[[ Supplied material, beginning ]]

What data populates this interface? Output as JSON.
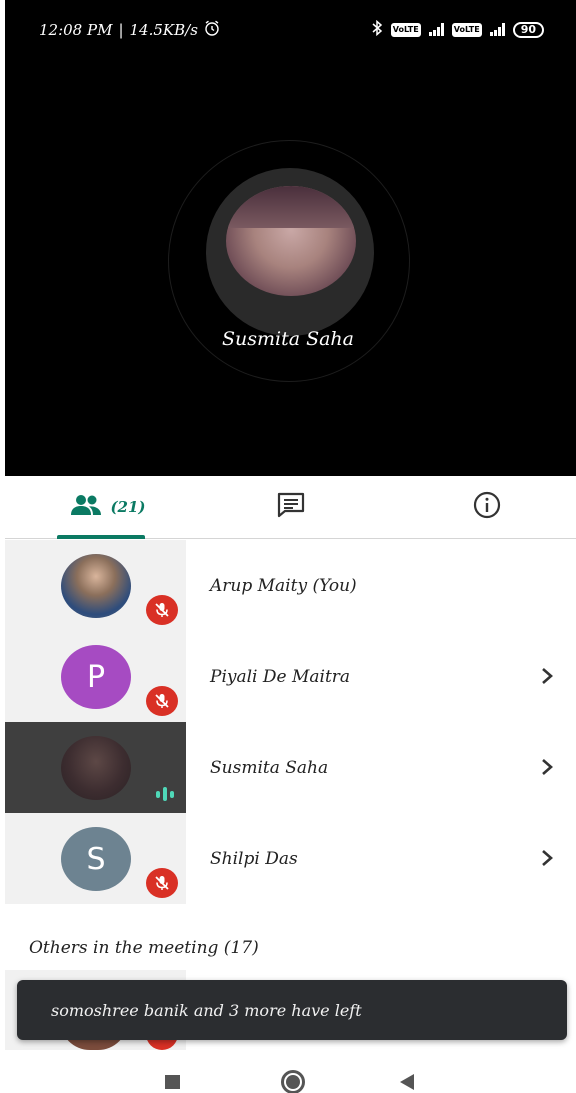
{
  "status_bar": {
    "time": "12:08 PM",
    "speed": "14.5KB/s",
    "alarm_icon": "alarm-clock-icon",
    "bluetooth_icon": "bluetooth-icon",
    "battery": "90"
  },
  "speaker": {
    "name": "Susmita Saha"
  },
  "tabs": {
    "people_count": "(21)",
    "people_icon": "people-icon",
    "chat_icon": "chat-icon",
    "info_icon": "info-icon",
    "accent": "#0b7a63"
  },
  "participants": [
    {
      "name": "Arup Maity (You)",
      "initial": "",
      "muted": true,
      "has_chevron": false
    },
    {
      "name": "Piyali De Maitra",
      "initial": "P",
      "muted": true,
      "has_chevron": true
    },
    {
      "name": "Susmita Saha",
      "initial": "",
      "muted": false,
      "speaking": true,
      "has_chevron": true
    },
    {
      "name": "Shilpi Das",
      "initial": "S",
      "muted": true,
      "has_chevron": true
    }
  ],
  "others": {
    "label": "Others in the meeting (17)"
  },
  "snackbar": {
    "message": "somoshree banik and 3 more have left"
  },
  "colors": {
    "mute_red": "#d93025",
    "speaking_teal": "#4fd8b8",
    "piyali_avatar": "#a64bc2",
    "shilpi_avatar": "#6d8391"
  }
}
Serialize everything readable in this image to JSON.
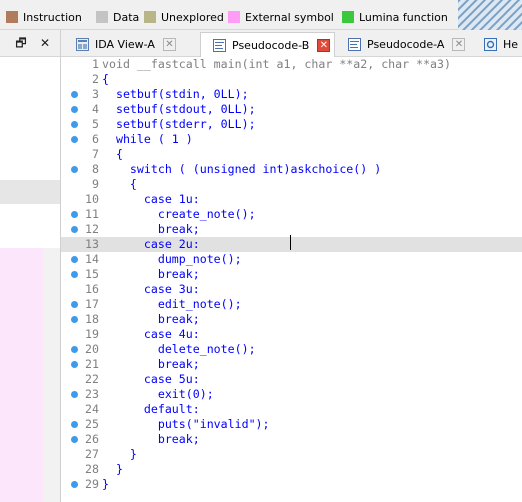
{
  "legend": [
    {
      "label": "Instruction",
      "color": "#b07c5c"
    },
    {
      "label": "Data",
      "color": "#c4c4c4"
    },
    {
      "label": "Unexplored",
      "color": "#b8b688"
    },
    {
      "label": "External symbol",
      "color": "#ff9cf5"
    },
    {
      "label": "Lumina function",
      "color": "#3cc83c"
    }
  ],
  "left_panel": {
    "float_icon": "restore-icon",
    "close_label": "✕"
  },
  "tabs": [
    {
      "label": "IDA View-A",
      "icon": "graph-icon",
      "active": false
    },
    {
      "label": "Pseudocode-B",
      "icon": "pseudocode-icon",
      "active": true
    },
    {
      "label": "Pseudocode-A",
      "icon": "pseudocode-icon",
      "active": false
    },
    {
      "label": "He",
      "icon": "hex-icon",
      "active": false
    }
  ],
  "code": {
    "lines": [
      {
        "num": "1",
        "text": "void __fastcall main(int a1, char **a2, char **a3)",
        "bp": false
      },
      {
        "num": "2",
        "text": "{",
        "bp": false
      },
      {
        "num": "3",
        "text": "  setbuf(stdin, 0LL);",
        "bp": true
      },
      {
        "num": "4",
        "text": "  setbuf(stdout, 0LL);",
        "bp": true
      },
      {
        "num": "5",
        "text": "  setbuf(stderr, 0LL);",
        "bp": true
      },
      {
        "num": "6",
        "text": "  while ( 1 )",
        "bp": true
      },
      {
        "num": "7",
        "text": "  {",
        "bp": false
      },
      {
        "num": "8",
        "text": "    switch ( (unsigned int)askchoice() )",
        "bp": true
      },
      {
        "num": "9",
        "text": "    {",
        "bp": false
      },
      {
        "num": "10",
        "text": "      case 1u:",
        "bp": false
      },
      {
        "num": "11",
        "text": "        create_note();",
        "bp": true
      },
      {
        "num": "12",
        "text": "        break;",
        "bp": true
      },
      {
        "num": "13",
        "text": "      case 2u:",
        "bp": false
      },
      {
        "num": "14",
        "text": "        dump_note();",
        "bp": true
      },
      {
        "num": "15",
        "text": "        break;",
        "bp": true
      },
      {
        "num": "16",
        "text": "      case 3u:",
        "bp": false
      },
      {
        "num": "17",
        "text": "        edit_note();",
        "bp": true
      },
      {
        "num": "18",
        "text": "        break;",
        "bp": true
      },
      {
        "num": "19",
        "text": "      case 4u:",
        "bp": false
      },
      {
        "num": "20",
        "text": "        delete_note();",
        "bp": true
      },
      {
        "num": "21",
        "text": "        break;",
        "bp": true
      },
      {
        "num": "22",
        "text": "      case 5u:",
        "bp": false
      },
      {
        "num": "23",
        "text": "        exit(0);",
        "bp": true
      },
      {
        "num": "24",
        "text": "      default:",
        "bp": false
      },
      {
        "num": "25",
        "text": "        puts(\"invalid\");",
        "bp": true
      },
      {
        "num": "26",
        "text": "        break;",
        "bp": true
      },
      {
        "num": "27",
        "text": "    }",
        "bp": false
      },
      {
        "num": "28",
        "text": "  }",
        "bp": false
      },
      {
        "num": "29",
        "text": "}",
        "bp": true
      }
    ],
    "highlighted_line": "13"
  }
}
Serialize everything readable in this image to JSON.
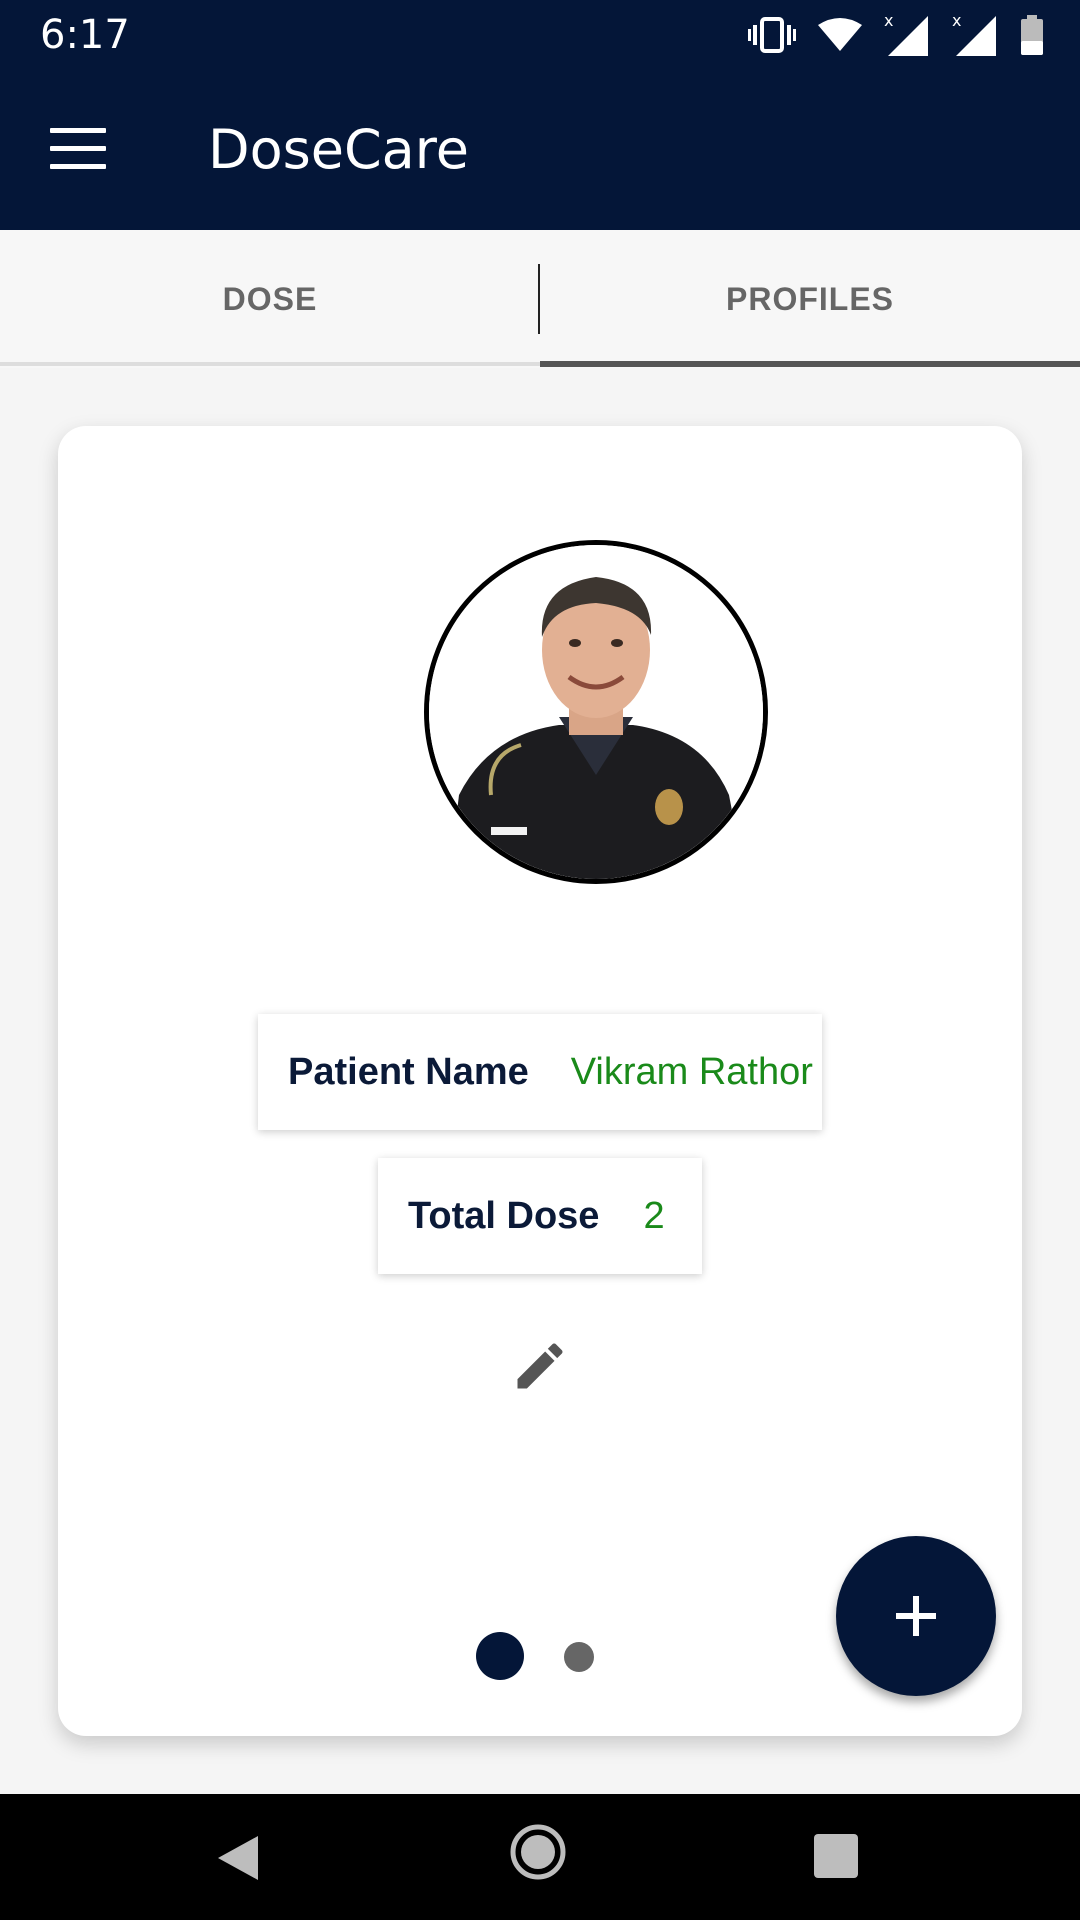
{
  "status_bar": {
    "time": "6:17",
    "icons": [
      "vibrate-icon",
      "wifi-icon",
      "signal-icon",
      "signal-icon",
      "battery-icon"
    ]
  },
  "app_bar": {
    "title": "DoseCare",
    "menu_icon": "hamburger-menu-icon"
  },
  "tabs": {
    "items": [
      {
        "label": "DOSE",
        "selected": false
      },
      {
        "label": "PROFILES",
        "selected": true
      }
    ]
  },
  "profile": {
    "patient_name_label": "Patient Name",
    "patient_name_value": "Vikram Rathor",
    "total_dose_label": "Total Dose",
    "total_dose_value": "2",
    "edit_icon": "pencil-icon"
  },
  "pager": {
    "page_count": 2,
    "current_page": 1
  },
  "fab": {
    "icon": "plus-icon"
  },
  "nav_bar": {
    "icons": [
      "back-icon",
      "home-icon",
      "recents-icon"
    ]
  },
  "colors": {
    "primary": "#041638",
    "value_text": "#1a8a1a",
    "label_text": "#0b1a38"
  }
}
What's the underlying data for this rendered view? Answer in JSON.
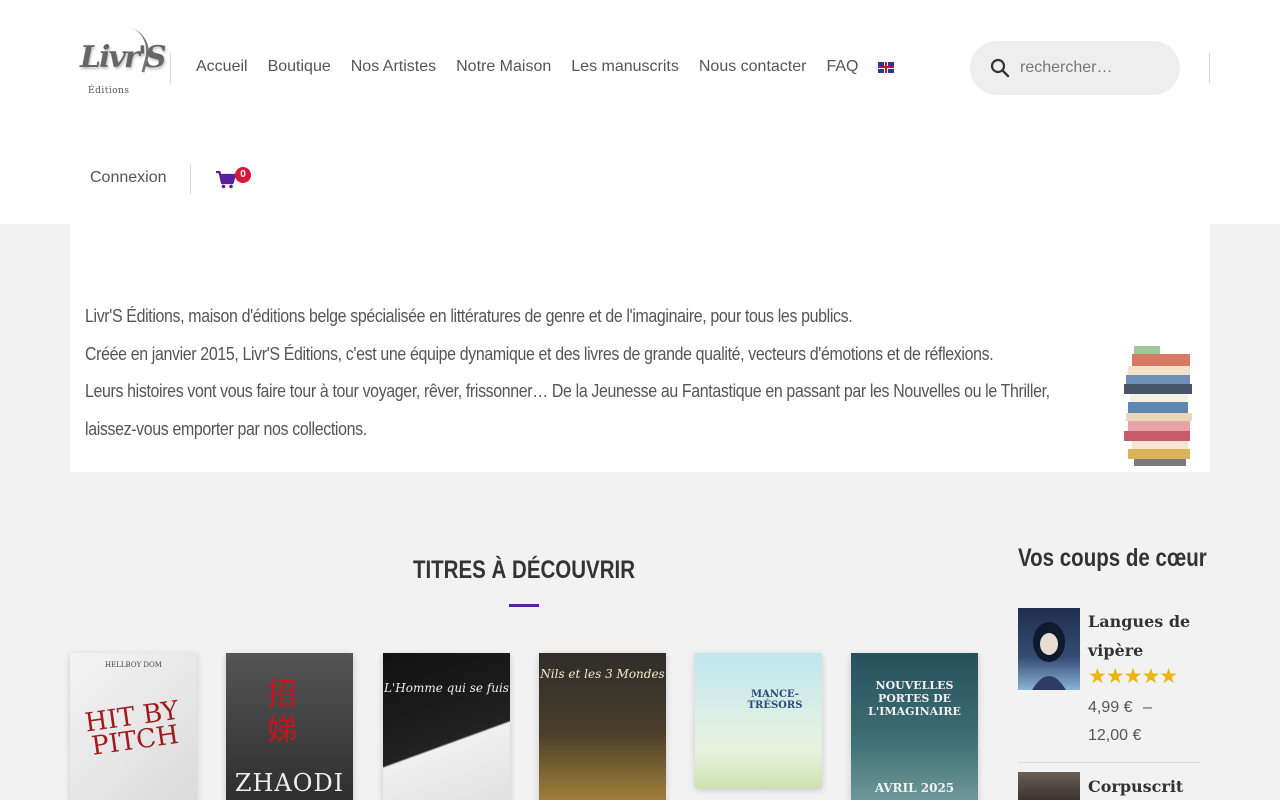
{
  "header": {
    "logo_text": "Livr'S",
    "logo_sub": "Éditions",
    "nav": [
      "Accueil",
      "Boutique",
      "Nos Artistes",
      "Notre Maison",
      "Les manuscrits",
      "Nous contacter",
      "FAQ"
    ],
    "language_icon": "uk-flag-icon",
    "search_placeholder": "rechercher…",
    "login_label": "Connexion",
    "cart_count": "0"
  },
  "intro": {
    "lines": [
      "Livr'S Éditions, maison d'éditions belge spécialisée en littératures de genre et de l'imaginaire, pour tous les publics.",
      "Créée en janvier 2015, Livr'S Éditions, c'est une équipe dynamique et des livres de grande qualité, vecteurs d'émotions et de réflexions.",
      "Leurs histoires vont vous faire tour à tour voyager, rêver, frissonner… De la Jeunesse au Fantastique en passant par les Nouvelles ou le Thriller,",
      "laissez-vous emporter par nos collections."
    ]
  },
  "section": {
    "title": "TITRES À DÉCOUVRIR"
  },
  "products": [
    {
      "cover_author": "HELLBOY DOM",
      "cover_title": "HIT BY PITCH"
    },
    {
      "cover_title": "ZHAODI",
      "cover_glyphs": "招娣"
    },
    {
      "cover_title": "L'Homme qui se fuis"
    },
    {
      "cover_title": "Nils et les 3 Mondes"
    },
    {
      "cover_title": "MANCE-TRÉSORS"
    },
    {
      "cover_title": "NOUVELLES PORTES DE L'IMAGINAIRE",
      "cover_sub": "AVRIL 2025"
    }
  ],
  "sidebar": {
    "title": "Vos coups de cœur",
    "items": [
      {
        "title": "Langues de vipère",
        "rating": "★★★★★",
        "rating_value": 5,
        "price_from": "4,99 €",
        "price_sep": "–",
        "price_to": "12,00 €"
      },
      {
        "title": "Corpuscrit"
      }
    ]
  },
  "colors": {
    "accent": "#5b1f9e",
    "cart_icon": "#5b1f9e",
    "badge": "#d6173a",
    "stars": "#f0b400"
  }
}
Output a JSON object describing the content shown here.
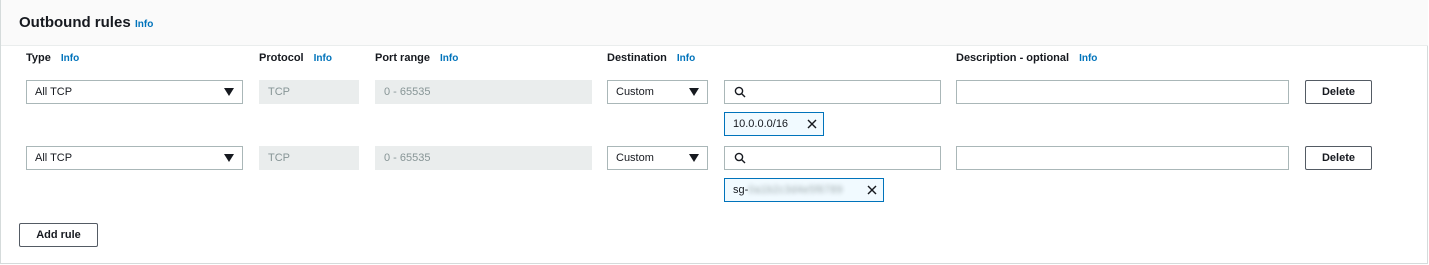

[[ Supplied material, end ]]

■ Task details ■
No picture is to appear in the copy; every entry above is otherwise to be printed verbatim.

■ Exercise result ■
What data populates this interface? Output as JSON.
{
  "status_bar": {
    "time": "12:08 PM",
    "speed": "14.5KB/s",
    "alarm_icon": "alarm-clock-icon",
    "bluetooth_icon": "bluetooth-icon",
    "battery": "90"
  },
  "speaker": {
    "name": "Susmita Saha"
  },
  "tabs": {
    "people_count": "(21)",
    "people_icon": "people-icon",
    "chat_icon": "chat-icon",
    "info_icon": "info-icon",
    "accent": "#0b7a63"
  },
  "participants": [
    {
      "name": "Arup Maity (You)",
      "initial": "",
      "muted": true,
      "has_chevron": false
    },
    {
      "name": "Piyali De Maitra",
      "initial": "P",
      "muted": true,
      "has_chevron": true
    },
    {
      "name": "Susmita Saha",
      "initial": "",
      "muted": false,
      "speaking": true,
      "has_chevron": true
    },
    {
      "name": "Shilpi Das",
      "initial": "S",
      "muted": true,
      "has_chevron": true
    }
  ],
  "others": {
    "label": "Others in the meeting (17)"
  },
  "snackbar": {
    "message": "somoshree banik and 3 more have left"
  },
  "colors": {
    "mute_red": "#d93025",
    "speaking_teal": "#4fd8b8",
    "piyali_avatar": "#a64bc2",
    "shilpi_avatar": "#6d8391"
  }
}
Serialize everything readable in this image to JSON.
{
  "legend": [
    {
      "label": "Instruction",
      "color": "#b07c5c"
    },
    {
      "label": "Data",
      "color": "#c4c4c4"
    },
    {
      "label": "Unexplored",
      "color": "#b8b688"
    },
    {
      "label": "External symbol",
      "color": "#ff9cf5"
    },
    {
      "label": "Lumina function",
      "color": "#3cc83c"
    }
  ],
  "left_panel": {
    "float_icon": "restore-icon",
    "close_label": "✕"
  },
  "tabs": [
    {
      "label": "IDA View-A",
      "icon": "graph-icon",
      "active": false
    },
    {
      "label": "Pseudocode-B",
      "icon": "pseudocode-icon",
      "active": true
    },
    {
      "label": "Pseudocode-A",
      "icon": "pseudocode-icon",
      "active": false
    },
    {
      "label": "He",
      "icon": "hex-icon",
      "active": false
    }
  ],
  "code": {
    "lines": [
      {
        "num": "1",
        "text": "void __fastcall main(int a1, char **a2, char **a3)",
        "bp": false
      },
      {
        "num": "2",
        "text": "{",
        "bp": false
      },
      {
        "num": "3",
        "text": "  setbuf(stdin, 0LL);",
        "bp": true
      },
      {
        "num": "4",
        "text": "  setbuf(stdout, 0LL);",
        "bp": true
      },
      {
        "num": "5",
        "text": "  setbuf(stderr, 0LL);",
        "bp": true
      },
      {
        "num": "6",
        "text": "  while ( 1 )",
        "bp": true
      },
      {
        "num": "7",
        "text": "  {",
        "bp": false
      },
      {
        "num": "8",
        "text": "    switch ( (unsigned int)askchoice() )",
        "bp": true
      },
      {
        "num": "9",
        "text": "    {",
        "bp": false
      },
      {
        "num": "10",
        "text": "      case 1u:",
        "bp": false
      },
      {
        "num": "11",
        "text": "        create_note();",
        "bp": true
      },
      {
        "num": "12",
        "text": "        break;",
        "bp": true
      },
      {
        "num": "13",
        "text": "      case 2u:",
        "bp": false
      },
      {
        "num": "14",
        "text": "        dump_note();",
        "bp": true
      },
      {
        "num": "15",
        "text": "        break;",
        "bp": true
      },
      {
        "num": "16",
        "text": "      case 3u:",
        "bp": false
      },
      {
        "num": "17",
        "text": "        edit_note();",
        "bp": true
      },
      {
        "num": "18",
        "text": "        break;",
        "bp": true
      },
      {
        "num": "19",
        "text": "      case 4u:",
        "bp": false
      },
      {
        "num": "20",
        "text": "        delete_note();",
        "bp": true
      },
      {
        "num": "21",
        "text": "        break;",
        "bp": true
      },
      {
        "num": "22",
        "text": "      case 5u:",
        "bp": false
      },
      {
        "num": "23",
        "text": "        exit(0);",
        "bp": true
      },
      {
        "num": "24",
        "text": "      default:",
        "bp": false
      },
      {
        "num": "25",
        "text": "        puts(\"invalid\");",
        "bp": true
      },
      {
        "num": "26",
        "text": "        break;",
        "bp": true
      },
      {
        "num": "27",
        "text": "    }",
        "bp": false
      },
      {
        "num": "28",
        "text": "  }",
        "bp": false
      },
      {
        "num": "29",
        "text": "}",
        "bp": true
      }
    ],
    "highlighted_line": "13"
  }
}
Serialize everything readable in this image to JSON.
{
  "status_bar": {
    "time": "6:17",
    "icons": [
      "vibrate-icon",
      "wifi-icon",
      "signal-icon",
      "signal-icon",
      "battery-icon"
    ]
  },
  "app_bar": {
    "title": "DoseCare",
    "menu_icon": "hamburger-menu-icon"
  },
  "tabs": {
    "items": [
      {
        "label": "DOSE",
        "selected": false
      },
      {
        "label": "PROFILES",
        "selected": true
      }
    ]
  },
  "profile": {
    "patient_name_label": "Patient Name",
    "patient_name_value": "Vikram Rathor",
    "total_dose_label": "Total Dose",
    "total_dose_value": "2",
    "edit_icon": "pencil-icon"
  },
  "pager": {
    "page_count": 2,
    "current_page": 1
  },
  "fab": {
    "icon": "plus-icon"
  },
  "nav_bar": {
    "icons": [
      "back-icon",
      "home-icon",
      "recents-icon"
    ]
  },
  "colors": {
    "primary": "#041638",
    "value_text": "#1a8a1a",
    "label_text": "#0b1a38"
  }
}
What's the underlying data for this rendered view? Answer in JSON.
{
  "header": {
    "logo_text": "Livr'S",
    "logo_sub": "Éditions",
    "nav": [
      "Accueil",
      "Boutique",
      "Nos Artistes",
      "Notre Maison",
      "Les manuscrits",
      "Nous contacter",
      "FAQ"
    ],
    "language_icon": "uk-flag-icon",
    "search_placeholder": "rechercher…",
    "login_label": "Connexion",
    "cart_count": "0"
  },
  "intro": {
    "lines": [
      "Livr'S Éditions, maison d'éditions belge spécialisée en littératures de genre et de l'imaginaire, pour tous les publics.",
      "Créée en janvier 2015, Livr'S Éditions, c'est une équipe dynamique et des livres de grande qualité, vecteurs d'émotions et de réflexions.",
      "Leurs histoires vont vous faire tour à tour voyager, rêver, frissonner… De la Jeunesse au Fantastique en passant par les Nouvelles ou le Thriller,",
      "laissez-vous emporter par nos collections."
    ]
  },
  "section": {
    "title": "TITRES À DÉCOUVRIR"
  },
  "products": [
    {
      "cover_author": "HELLBOY DOM",
      "cover_title": "HIT BY PITCH"
    },
    {
      "cover_title": "ZHAODI",
      "cover_glyphs": "招娣"
    },
    {
      "cover_title": "L'Homme qui se fuis"
    },
    {
      "cover_title": "Nils et les 3 Mondes"
    },
    {
      "cover_title": "MANCE-TRÉSORS"
    },
    {
      "cover_title": "NOUVELLES PORTES DE L'IMAGINAIRE",
      "cover_sub": "AVRIL 2025"
    }
  ],
  "sidebar": {
    "title": "Vos coups de cœur",
    "items": [
      {
        "title": "Langues de vipère",
        "rating": "★★★★★",
        "rating_value": 5,
        "price_from": "4,99 €",
        "price_sep": "–",
        "price_to": "12,00 €"
      },
      {
        "title": "Corpuscrit"
      }
    ]
  },
  "colors": {
    "accent": "#5b1f9e",
    "cart_icon": "#5b1f9e",
    "badge": "#d6173a",
    "stars": "#f0b400"
  }
}
Output a JSON object describing the content shown here.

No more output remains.